Still, there are fears that North Korea could benefit from the war between Israel and Hamas. At least that’s how the NIS intelligence service assesses the situation, according to the Korea Times.

North Korea sees the war as an opportunity to sell weapons in order to counteract the sanctions against the country. Pyongyang could use the arms sales to finance its own rearmament, and possibly also its nuclear program.

Given the heavy sanctions, it is “no surprise” that North Korea is trying to work with Hamas, Hezbollah or other terrorist groups to export weapons, Hong Sung-pyo, a research analyst at the Korea Institute for Military Affairs, told The Korea Times. .

According to the NIS, North Korea has also expressed its intention to use the conflict as a testing ground for its weapons and tactics.

In fact, Hamas’s attack on Israel has sparked fears in South Korea that the North could carry out a similar attack.

According to Yonhap, North Korea is capable of firing about 16,000 shells per hour along the border in the early stages of a war. The country also has an estimated 340 long-range guns that are aimed directly at the greater Seoul area.

“It is suspected that Hamas is directly or indirectly linked to North Korea in various areas such as arms trafficking, tactical leadership and training. There is a possibility that North Korea could use Hamas’ attack methods for a surprise invasion of South Korea,” a senior official said of the South Korean General Staff, according to the Korea Times. Hamas’ incursions using means such as paragliders and drones show similar patterns that North Korea has used in the past, the official said. According to the newspaper, North Korea has increased its training for aerial infiltration using paragliders.

But that is not South Korea’s only concern. Seoul also fears that the wars in the Middle East and Ukraine could push the Korean conflict into the background internationally, particularly in the United States.

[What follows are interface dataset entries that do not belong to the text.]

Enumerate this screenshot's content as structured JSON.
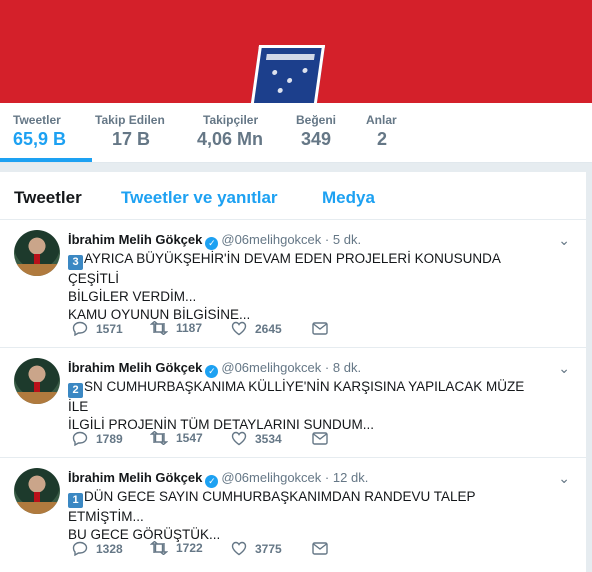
{
  "stats": [
    {
      "label": "Tweetler",
      "value": "65,9 B"
    },
    {
      "label": "Takip Edilen",
      "value": "17 B"
    },
    {
      "label": "Takipçiler",
      "value": "4,06 Mn"
    },
    {
      "label": "Beğeni",
      "value": "349"
    },
    {
      "label": "Anlar",
      "value": "2"
    }
  ],
  "tabs": [
    "Tweetler",
    "Tweetler ve yanıtlar",
    "Medya"
  ],
  "tweets": [
    {
      "name": "İbrahim Melih Gökçek",
      "handle": "@06melihgokcek",
      "sep": "·",
      "time": "5 dk.",
      "badge": "3",
      "line1": "AYRICA BÜYÜKŞEHİR'İN DEVAM EDEN PROJELERİ KONUSUNDA ÇEŞİTLİ",
      "line2": "BİLGİLER VERDİM...",
      "line3": "KAMU OYUNUN BİLGİSİNE...",
      "replies": "1571",
      "retweets": "1187",
      "likes": "2645"
    },
    {
      "name": "İbrahim Melih Gökçek",
      "handle": "@06melihgokcek",
      "sep": "·",
      "time": "8 dk.",
      "badge": "2",
      "line1": "SN CUMHURBAŞKANIMA KÜLLİYE'NİN KARŞISINA YAPILACAK MÜZE İLE",
      "line2": "İLGİLİ PROJENİN TÜM DETAYLARINI SUNDUM...",
      "line3": "",
      "replies": "1789",
      "retweets": "1547",
      "likes": "3534"
    },
    {
      "name": "İbrahim Melih Gökçek",
      "handle": "@06melihgokcek",
      "sep": "·",
      "time": "12 dk.",
      "badge": "1",
      "line1": "DÜN GECE SAYIN CUMHURBAŞKANIMDAN RANDEVU TALEP ETMİŞTİM...",
      "line2": "BU GECE GÖRÜŞTÜK...",
      "line3": "",
      "replies": "1328",
      "retweets": "1722",
      "likes": "3775"
    }
  ],
  "colors": {
    "banner": "#d4202a",
    "accent": "#1da1f2",
    "muted": "#657786"
  }
}
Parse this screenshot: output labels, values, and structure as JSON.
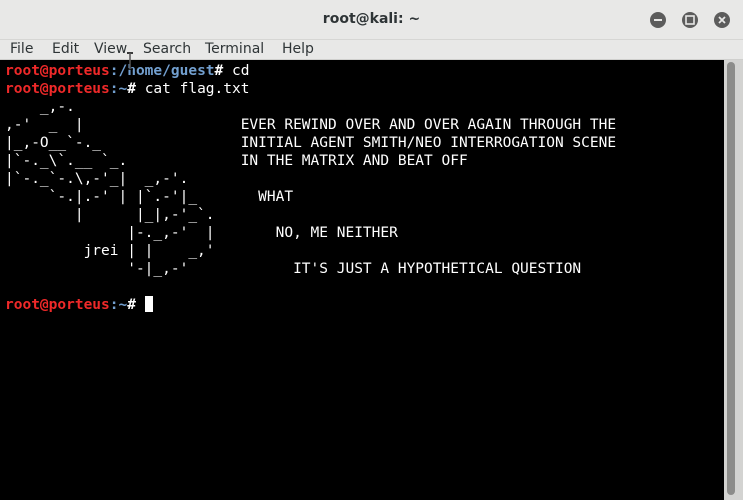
{
  "window": {
    "title": "root@kali: ~"
  },
  "menubar": {
    "items": [
      "File",
      "Edit",
      "View",
      "Search",
      "Terminal",
      "Help"
    ]
  },
  "terminal": {
    "lines": [
      {
        "user": "root@porteus",
        "path": ":/home/guest",
        "symbol": "# ",
        "command": "cd"
      },
      {
        "user": "root@porteus",
        "path": ":~",
        "symbol": "# ",
        "command": "cat flag.txt"
      }
    ],
    "ascii_art": "    _,-.\n,-'  _  |                  EVER REWIND OVER AND OVER AGAIN THROUGH THE\n|_,-O__`-._                INITIAL AGENT SMITH/NEO INTERROGATION SCENE\n|`-._\\`.__ `_.             IN THE MATRIX AND BEAT OFF\n|`-._`-.\\,-'_|  _,-'.\n     `-.|.-' | |`.-'|_       WHAT\n        |      |_|,-'_`.\n              |-._,-'  |       NO, ME NEITHER\n         jrei | |    _,'\n              '-|_,-'            IT'S JUST A HYPOTHETICAL QUESTION",
    "final_prompt": {
      "user": "root@porteus",
      "path": ":~",
      "symbol": "# "
    }
  },
  "colors": {
    "prompt_user": "#ef2929",
    "prompt_path": "#729fcf",
    "background": "#000000",
    "foreground": "#ffffff",
    "titlebar": "#e8e8e7"
  },
  "icons": [
    "minimize-icon",
    "maximize-icon",
    "close-icon",
    "text-cursor-icon"
  ]
}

Washington could therefore try to maintain the status quo to ensure that the situation on the Korean peninsula does not deteriorate further, Nam Chang-hee, a political science professor at Inha University, told the Korea Times.

Other experts assume that the US will keep an eye on the situation on the Korean peninsula, but will significantly reduce its diplomatic engagement with the North Koreans in the next few months.

A situation that the North could use for surprise attacks. “The North Korean strategy would focus on causing extreme social chaos and security disarray in South Korea through very different attack patterns early in the war,” a military official told South Korea’s JoongAng Ilbo newspaper. Such a strategy is intended to make it more difficult for the South Korean military to find a point for a counterattack.

South Korea therefore wants to arm itself against such an attack: The General Staff wants to combine South Korean and US surveillance systems to detect unusual military movements in the North and also develop a “low-altitude missile defense system” by 2026 – modeled on Israel’s Iron Dome .

Sources: AFP, KCNA and Yonhap news agencies, The Korea Herald, The Korea Times, JoongAng Ilbo, Chosun Ilbo, Hankyoreh